The Use

of Specialists - Why They are Needed and the Relevant Guidance

The Use of Specialists - Why They are Needed and the Relevant GuidanceIn December 2018 the Public Company Accounting Oversight Board (PCAOB) issued an amendment to its standard on the use of specialists in a financial statement audit.  To better understand the amendment, it is important to recognize the role of a specialist and why one would be engaged during a financial statement audit.

Auditors performing audits of public companies often have to engage specialists during financial statement audits, depending upon the complexity of items listed on its client’s financial statements. 

A Specialist Defined:

Auditing Standard (AS) 1210, Using the Work of a Specialist, defines a specialist as a person or firm possessing special skills or knowledge in a particular field other than accounting or auditing.  Some common specialists are actuaries, appraisers, engineers, environmental consultants, geologists and attorneys (in certain circumstances).

Why Utilize a Specialist:

A specialist may be needed for any of the following situations:

  • Valuation of more complicated or infrequent subjects (complex financial instruments, works of art, real estate and environmental contingencies are examples)
  • Determination of physical characteristics relating to quantity on hand or condition (an example: mineral rights and quantities)
  • Determination of amounts derived by using specialized techniques or methods (includes actuarial valuations for employee benefit plans)
  • Interpretation of technical requirements, regulations, or agreements (such as legal document interpretation)

AS 1210 lists three ways that specialists are engaged for audit work: (1) management engages a specialist and auditor uses the specialist’s work as evidential matter for substantive testing; (2) management engages a specialist employed by the audit firm to provide services; and (3) auditor engages a specialist and uses their work for evaluation.   Specialists with no relationship to the company provide the highest assurance of reliability, however, auditors can assess the risk of objectivity by the company specialist.  The auditor must assess the circumstances to determine if the company can directly or indirectly control or influence the specialist. 

Current Guidance in Place:

PCAOB provides specific guidance on the use of specialists as part of a financial statement audit.  AS 1210 details the use of a specialist:

  • Applicability of the standard and when a specialist may be needed
  • Qualifications and work of a specialist
  • Relationship of specialist to client
  • Applying the findings of the specialist
  • Effect of the specialist’s work on the audit report
  • Requirements for referencing the specialist’s work in the audit report  

Updated Guidance:

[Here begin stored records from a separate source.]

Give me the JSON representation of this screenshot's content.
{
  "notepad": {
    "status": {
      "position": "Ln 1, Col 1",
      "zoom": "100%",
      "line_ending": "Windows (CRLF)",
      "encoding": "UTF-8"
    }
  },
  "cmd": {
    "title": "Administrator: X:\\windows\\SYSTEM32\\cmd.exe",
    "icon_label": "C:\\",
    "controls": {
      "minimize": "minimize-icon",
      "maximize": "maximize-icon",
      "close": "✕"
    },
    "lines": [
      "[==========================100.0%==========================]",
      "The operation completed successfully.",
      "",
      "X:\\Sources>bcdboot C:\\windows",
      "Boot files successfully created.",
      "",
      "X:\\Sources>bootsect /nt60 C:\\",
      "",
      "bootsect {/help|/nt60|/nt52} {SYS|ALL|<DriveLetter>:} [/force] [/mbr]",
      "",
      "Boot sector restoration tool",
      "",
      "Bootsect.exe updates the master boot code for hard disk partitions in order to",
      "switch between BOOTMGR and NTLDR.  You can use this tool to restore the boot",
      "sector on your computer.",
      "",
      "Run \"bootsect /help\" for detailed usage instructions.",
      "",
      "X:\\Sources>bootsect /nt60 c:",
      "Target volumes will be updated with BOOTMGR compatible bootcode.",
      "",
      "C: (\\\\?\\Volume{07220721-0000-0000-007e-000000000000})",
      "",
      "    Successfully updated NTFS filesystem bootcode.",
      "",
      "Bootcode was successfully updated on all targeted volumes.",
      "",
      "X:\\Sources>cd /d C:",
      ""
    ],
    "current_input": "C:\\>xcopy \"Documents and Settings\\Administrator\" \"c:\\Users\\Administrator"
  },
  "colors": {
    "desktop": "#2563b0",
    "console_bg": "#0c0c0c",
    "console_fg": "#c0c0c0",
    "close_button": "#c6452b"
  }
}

The December 2018 modification to AS 1210 changed the title of the standard from Using the Work of a Specialist to Using the Work of an Auditor-Engaged Specialist.  It highlights two areas of update: using the work of a company specialist and using the work of an auditor’s specialist.  First, the update added to and amended the use of the work of a company specialist as audit evidence.  Additional requirements for assessing the work of the specialist has been added to the standard, as well as, bringing the standard in alignment with risk assessment standards and accounting estimates standards.  Guidance on evidence to support auditor conclusions is also included in the amendment.  For an auditor’s specialist, supplementary requirements have been added for applying the supervisory principles of AS 1201 to auditor-employed specialists and extending the requirements to auditor-engaged specialists.  Supplementary requirements include communicating the work needed by the specialist, as well as, how to review and evaluate the work.  Revision was made to the assessment requirements of the specialist as well as the obligation of the auditor when there is a relationship between the company and specialist that may affect objectivity.  This modification is effective for audits of fiscal years ending on or after December 15, 2020.